It takes a special person to jump into a freezing Pennsylvania lake in February and pay good money to do it.
But that’s what organizers of the Laurel Highlands Polar Plunge are counting on.
If people donate to Special Olympics of Pennsylvania, they can go jump in a lake Feb. 8.
The Polar Plunge benefits Special Olympics Pennsylvania and the thousands of children and adults with intellectual disabilities.
“We are expecting as many as 500 to 600 plungers and a total of 1,500 people to take part in the event,” said Paula Eppley-Newman, event coordinator.
While spectators are more than welcome to attend, they will be asked to park in the parking lot at North American Hoganas at 111 Hoganas Way near Hollsopple.
“There will be three shuttle buses running a continuous loop to the event,” Eppley-Newman said. “That leaves on-site parking for the plungers.”
Spectators are admitted free.
The Laurel Highlands Polar Plunge, in its third year, has become the event to kick off the annual Winter Games.
“These brave individuals will be “freezin’ for a reason” as they take the plunge into the cold waters of the Que,” Eppley-Newman said.
Last year, $60,000 was raised and organizers have set a goal of $75,000 for this year’s event.
There is a minimum donation for each plunger of $50.
For people who want to help but are not ready to take the plunge, organizers are encouraging them to raise a minimum of $50 for a Too Chicken to Plunge donation.
People may preregister by visiting plungepa.org and selecting the Laurel Highlands Plunge.
For those brave souls who wait until the last moment to sign up, registration begins at 9:30 a.m. at the pavilion.

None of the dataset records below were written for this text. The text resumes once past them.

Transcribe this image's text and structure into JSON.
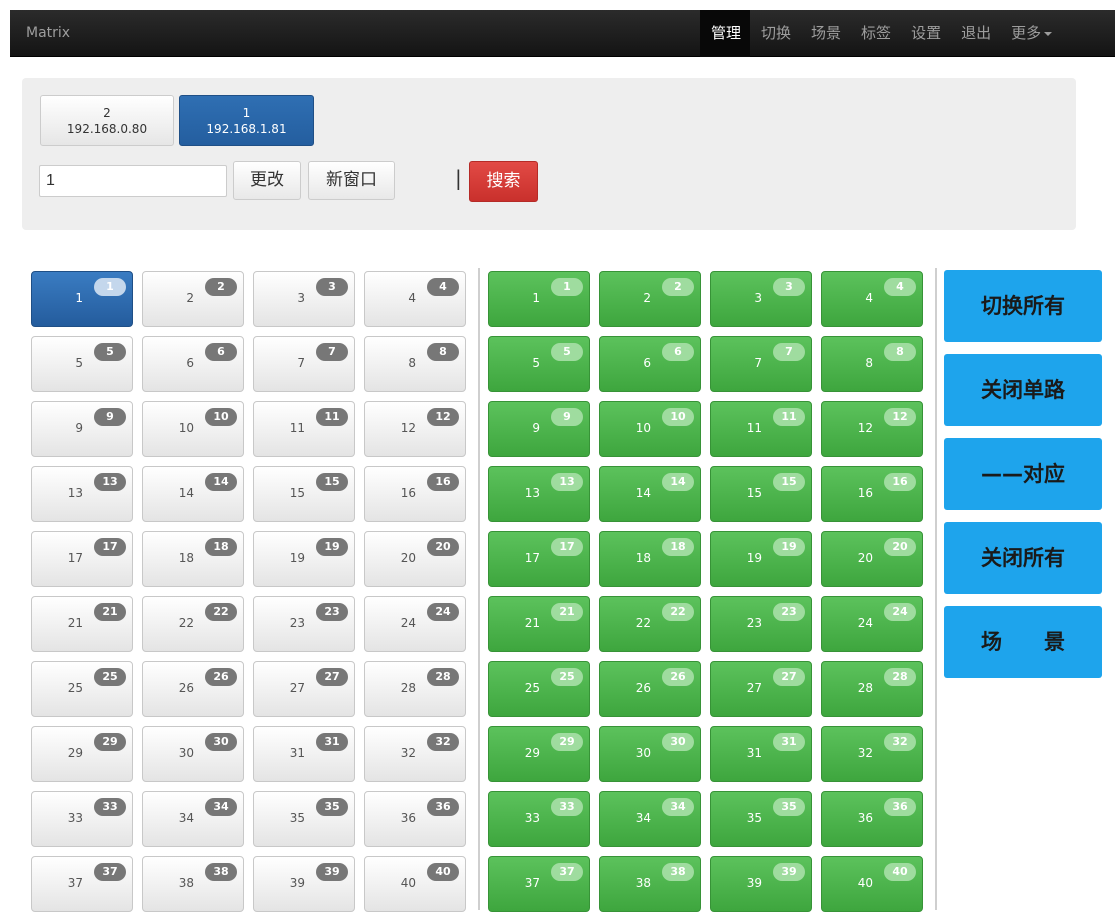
{
  "navbar": {
    "brand": "Matrix",
    "items": [
      {
        "label": "管理",
        "active": true
      },
      {
        "label": "切换",
        "active": false
      },
      {
        "label": "场景",
        "active": false
      },
      {
        "label": "标签",
        "active": false
      },
      {
        "label": "设置",
        "active": false
      },
      {
        "label": "退出",
        "active": false
      },
      {
        "label": "更多",
        "active": false
      }
    ]
  },
  "panel": {
    "hosts": [
      {
        "id": "2",
        "ip": "192.168.0.80",
        "active": false
      },
      {
        "id": "1",
        "ip": "192.168.1.81",
        "active": true
      }
    ],
    "input_value": "1",
    "change_label": "更改",
    "new_window_label": "新窗口",
    "separator": "|",
    "search_label": "搜索"
  },
  "inputs": {
    "selected": 1,
    "cells": [
      1,
      2,
      3,
      4,
      5,
      6,
      7,
      8,
      9,
      10,
      11,
      12,
      13,
      14,
      15,
      16,
      17,
      18,
      19,
      20,
      21,
      22,
      23,
      24,
      25,
      26,
      27,
      28,
      29,
      30,
      31,
      32,
      33,
      34,
      35,
      36,
      37,
      38,
      39,
      40
    ]
  },
  "outputs": {
    "cells": [
      1,
      2,
      3,
      4,
      5,
      6,
      7,
      8,
      9,
      10,
      11,
      12,
      13,
      14,
      15,
      16,
      17,
      18,
      19,
      20,
      21,
      22,
      23,
      24,
      25,
      26,
      27,
      28,
      29,
      30,
      31,
      32,
      33,
      34,
      35,
      36,
      37,
      38,
      39,
      40
    ]
  },
  "actions": {
    "switch_all": "切换所有",
    "close_single": "关闭单路",
    "one_to_one": "——对应",
    "close_all": "关闭所有",
    "scene": "场　　景"
  },
  "colors": {
    "selected_blue": "#245c9d",
    "output_green": "#4cb84c",
    "action_blue": "#1ea4ec",
    "search_red": "#d9534f"
  }
}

People also will have an opportunity to enjoy Plunge Town, which will feature free food, warm beverages, music and games prior to the 1 p.m. immersion.
“We have four bands playing and Scottish bagpiper Jeff DeLisa will lead each plunge wave to the water for their dip,” Eppley-Newman said. “There will be warming tents and heated changing tents for men and women.”
Honorary chairwomen for the event are Somerset County District Attorney Lisa Lazarri-Strasiser and Cambria County District Attorney Kelly Callihan.
“This is one cold case that each of these women can unravel,” Eppley-Newman said. “There are hints that one or maybe both will take the plunge.”
Just in case, Swift Water Rescue and Conemaugh Township EMS will provide safety in the water and will be standing by in the event of some unforeseen incident.
“Students from Pitt-Johns-town have been saving their meal tickets and donated the food, and the Sheetz hot beverage truck will be on hand to dispense warm drinks,” Eppley-Newman said. “No matter what the weather conditions, the water temperature beneath the ice is always 34 degrees.”
Tom Lavis covers Features for the Tribune-Democrat. Follow him on Twitter.com/Tom LavisTD.